[Stored entries]
- - -
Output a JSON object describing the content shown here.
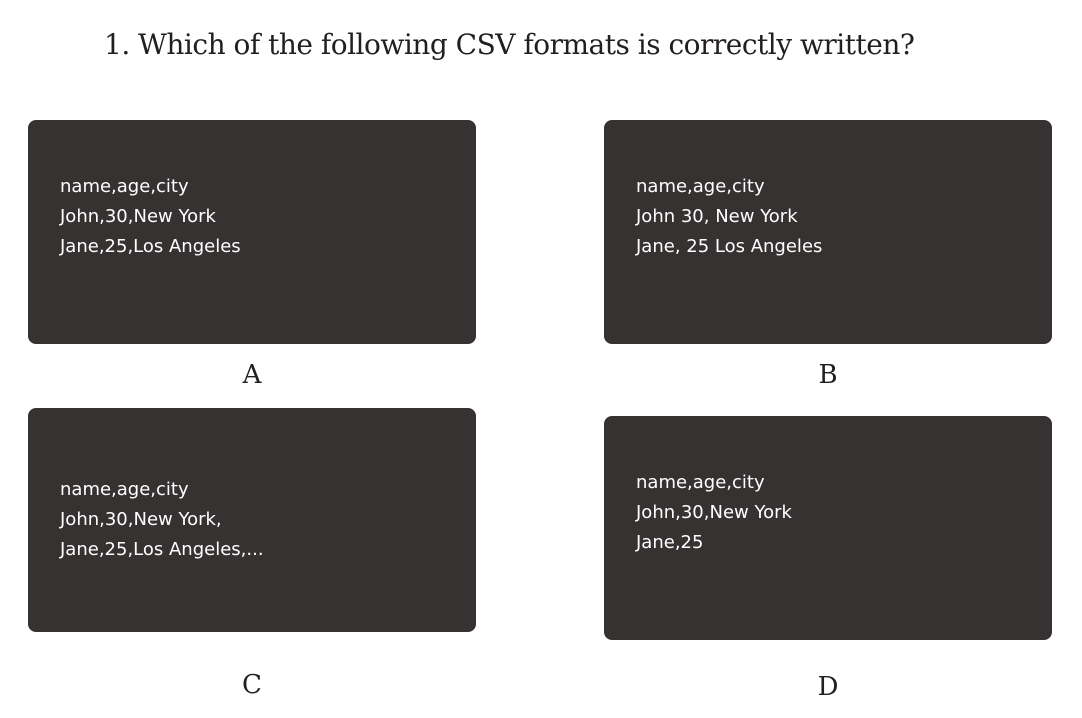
{
  "question": {
    "text": "1. Which of the following CSV formats is correctly written?"
  },
  "options": [
    {
      "label": "A",
      "lines": [
        "name,age,city",
        "John,30,New York",
        "Jane,25,Los Angeles"
      ]
    },
    {
      "label": "B",
      "lines": [
        "name,age,city",
        "John 30, New York",
        "Jane, 25 Los Angeles"
      ]
    },
    {
      "label": "C",
      "lines": [
        "name,age,city",
        "John,30,New York,",
        "Jane,25,Los Angeles,..."
      ]
    },
    {
      "label": "D",
      "lines": [
        "name,age,city",
        "John,30,New York",
        "Jane,25"
      ]
    }
  ],
  "colors": {
    "card_background": "#363232",
    "card_text": "#ffffff",
    "question_text": "#231f1f",
    "page_background": "#ffffff"
  }
}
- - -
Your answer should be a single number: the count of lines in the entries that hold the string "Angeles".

3